| Prompt |
What lines of the data below hold the string "image"? Copy each one.

| Records for the task |
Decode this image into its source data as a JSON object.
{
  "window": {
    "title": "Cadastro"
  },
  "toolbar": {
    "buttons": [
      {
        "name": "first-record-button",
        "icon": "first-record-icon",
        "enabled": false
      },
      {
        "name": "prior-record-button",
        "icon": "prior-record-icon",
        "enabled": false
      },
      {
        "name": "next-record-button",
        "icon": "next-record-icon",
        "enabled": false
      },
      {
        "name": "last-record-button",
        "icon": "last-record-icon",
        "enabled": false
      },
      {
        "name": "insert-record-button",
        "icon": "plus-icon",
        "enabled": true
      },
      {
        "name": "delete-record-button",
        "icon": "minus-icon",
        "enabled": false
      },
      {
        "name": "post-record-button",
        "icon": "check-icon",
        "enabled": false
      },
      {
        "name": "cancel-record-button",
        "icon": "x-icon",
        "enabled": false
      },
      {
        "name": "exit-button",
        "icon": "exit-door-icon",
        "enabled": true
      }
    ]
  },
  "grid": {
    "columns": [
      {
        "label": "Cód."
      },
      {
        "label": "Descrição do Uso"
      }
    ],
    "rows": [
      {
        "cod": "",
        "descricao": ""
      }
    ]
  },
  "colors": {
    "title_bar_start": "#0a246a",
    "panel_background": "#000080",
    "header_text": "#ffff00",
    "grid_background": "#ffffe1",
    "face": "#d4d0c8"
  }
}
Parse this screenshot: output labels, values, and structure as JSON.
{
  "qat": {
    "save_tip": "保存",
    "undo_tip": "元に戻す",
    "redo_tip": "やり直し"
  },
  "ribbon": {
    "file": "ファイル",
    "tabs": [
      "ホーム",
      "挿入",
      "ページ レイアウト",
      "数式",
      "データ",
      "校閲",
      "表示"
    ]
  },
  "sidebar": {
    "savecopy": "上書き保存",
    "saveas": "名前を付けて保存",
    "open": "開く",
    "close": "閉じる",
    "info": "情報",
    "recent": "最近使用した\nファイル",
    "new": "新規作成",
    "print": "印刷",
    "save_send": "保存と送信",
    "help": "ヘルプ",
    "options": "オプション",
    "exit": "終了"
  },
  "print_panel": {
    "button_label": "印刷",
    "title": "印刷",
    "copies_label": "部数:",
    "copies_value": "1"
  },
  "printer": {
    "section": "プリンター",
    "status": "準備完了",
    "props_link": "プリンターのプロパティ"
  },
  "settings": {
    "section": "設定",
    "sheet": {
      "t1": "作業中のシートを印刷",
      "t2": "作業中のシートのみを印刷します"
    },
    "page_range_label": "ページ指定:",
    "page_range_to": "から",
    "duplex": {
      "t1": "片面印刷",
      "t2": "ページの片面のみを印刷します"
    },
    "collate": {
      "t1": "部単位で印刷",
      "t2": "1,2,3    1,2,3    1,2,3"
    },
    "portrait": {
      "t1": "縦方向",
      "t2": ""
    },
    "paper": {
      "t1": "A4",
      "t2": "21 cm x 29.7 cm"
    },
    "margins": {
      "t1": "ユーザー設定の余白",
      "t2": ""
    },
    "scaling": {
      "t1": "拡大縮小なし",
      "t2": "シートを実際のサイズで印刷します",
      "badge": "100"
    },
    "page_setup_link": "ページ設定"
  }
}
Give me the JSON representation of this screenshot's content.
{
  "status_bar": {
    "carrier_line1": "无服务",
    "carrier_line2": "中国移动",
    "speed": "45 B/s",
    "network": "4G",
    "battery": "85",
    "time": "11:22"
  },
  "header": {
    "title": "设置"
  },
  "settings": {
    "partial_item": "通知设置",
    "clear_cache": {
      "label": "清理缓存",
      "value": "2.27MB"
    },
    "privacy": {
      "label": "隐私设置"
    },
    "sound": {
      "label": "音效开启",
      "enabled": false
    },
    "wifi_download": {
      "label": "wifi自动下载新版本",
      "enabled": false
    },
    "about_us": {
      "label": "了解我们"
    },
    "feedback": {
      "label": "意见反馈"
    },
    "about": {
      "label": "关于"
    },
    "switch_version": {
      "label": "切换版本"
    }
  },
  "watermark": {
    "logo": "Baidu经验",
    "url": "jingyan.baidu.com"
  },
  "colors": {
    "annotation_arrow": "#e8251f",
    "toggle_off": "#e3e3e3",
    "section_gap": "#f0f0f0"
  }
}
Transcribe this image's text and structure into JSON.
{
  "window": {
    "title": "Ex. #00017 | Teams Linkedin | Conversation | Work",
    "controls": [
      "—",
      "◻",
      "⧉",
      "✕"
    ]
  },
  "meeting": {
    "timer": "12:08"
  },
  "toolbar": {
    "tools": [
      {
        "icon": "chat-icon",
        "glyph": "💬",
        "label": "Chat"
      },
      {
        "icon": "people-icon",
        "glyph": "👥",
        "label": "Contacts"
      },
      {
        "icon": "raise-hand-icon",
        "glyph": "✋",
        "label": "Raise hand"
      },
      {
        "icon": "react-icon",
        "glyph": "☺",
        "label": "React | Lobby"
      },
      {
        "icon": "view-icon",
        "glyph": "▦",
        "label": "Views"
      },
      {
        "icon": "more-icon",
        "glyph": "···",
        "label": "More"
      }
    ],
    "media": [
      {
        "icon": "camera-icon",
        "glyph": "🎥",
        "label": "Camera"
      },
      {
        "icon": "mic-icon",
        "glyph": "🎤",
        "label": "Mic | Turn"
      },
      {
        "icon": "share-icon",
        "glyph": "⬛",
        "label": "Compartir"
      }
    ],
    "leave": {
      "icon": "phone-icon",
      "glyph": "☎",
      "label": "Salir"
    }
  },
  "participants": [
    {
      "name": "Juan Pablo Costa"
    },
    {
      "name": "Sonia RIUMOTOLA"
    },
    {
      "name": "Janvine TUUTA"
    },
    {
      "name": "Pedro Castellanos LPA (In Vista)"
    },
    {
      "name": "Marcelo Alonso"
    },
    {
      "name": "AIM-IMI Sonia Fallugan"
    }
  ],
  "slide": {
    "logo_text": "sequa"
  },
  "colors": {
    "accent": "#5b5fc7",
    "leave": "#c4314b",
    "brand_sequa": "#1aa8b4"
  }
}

| Written response |
Decode this image into its source data as a JSON object.
Transcribe this image's text and structure into JSON.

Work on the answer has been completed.